(WHAT IS REQUIRED): Go through the data below and return each line containing the word "title".

(Component data from apps and pages)
-*-*-

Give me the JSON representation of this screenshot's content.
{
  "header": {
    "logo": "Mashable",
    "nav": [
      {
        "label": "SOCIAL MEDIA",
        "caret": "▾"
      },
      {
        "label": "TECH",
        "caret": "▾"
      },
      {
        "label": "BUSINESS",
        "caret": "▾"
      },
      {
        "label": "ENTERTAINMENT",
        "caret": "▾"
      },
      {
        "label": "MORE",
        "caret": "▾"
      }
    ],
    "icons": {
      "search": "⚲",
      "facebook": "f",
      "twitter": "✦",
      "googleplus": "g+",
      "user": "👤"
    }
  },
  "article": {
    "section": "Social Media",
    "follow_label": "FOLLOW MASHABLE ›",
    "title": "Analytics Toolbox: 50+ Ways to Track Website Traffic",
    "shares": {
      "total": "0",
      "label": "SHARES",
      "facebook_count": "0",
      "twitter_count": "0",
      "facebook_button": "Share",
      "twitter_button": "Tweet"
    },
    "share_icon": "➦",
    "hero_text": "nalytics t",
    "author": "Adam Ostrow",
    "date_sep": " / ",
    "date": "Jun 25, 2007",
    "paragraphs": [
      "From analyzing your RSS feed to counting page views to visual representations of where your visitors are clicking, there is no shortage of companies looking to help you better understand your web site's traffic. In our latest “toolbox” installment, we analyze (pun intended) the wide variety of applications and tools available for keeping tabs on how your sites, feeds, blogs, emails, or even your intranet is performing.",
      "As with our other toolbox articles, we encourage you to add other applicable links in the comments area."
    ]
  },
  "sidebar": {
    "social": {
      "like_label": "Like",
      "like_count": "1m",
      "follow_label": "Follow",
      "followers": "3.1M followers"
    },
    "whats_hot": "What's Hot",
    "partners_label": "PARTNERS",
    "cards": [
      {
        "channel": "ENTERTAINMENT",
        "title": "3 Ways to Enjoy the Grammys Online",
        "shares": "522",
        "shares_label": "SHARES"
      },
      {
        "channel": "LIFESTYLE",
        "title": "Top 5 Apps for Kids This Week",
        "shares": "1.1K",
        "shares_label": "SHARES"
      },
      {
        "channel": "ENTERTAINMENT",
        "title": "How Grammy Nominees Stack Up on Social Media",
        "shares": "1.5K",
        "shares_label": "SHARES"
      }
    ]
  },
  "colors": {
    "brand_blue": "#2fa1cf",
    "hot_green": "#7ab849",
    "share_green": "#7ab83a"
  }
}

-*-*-

(RESPONSE TO THE EXERCISE):
    "title": "Analytics Toolbox: 50+ Ways to Track Website Traffic",
        "title": "3 Ways to Enjoy the Grammys Online",
        "title": "Top 5 Apps for Kids This Week",
        "title": "How Grammy Nominees Stack Up on Social Media",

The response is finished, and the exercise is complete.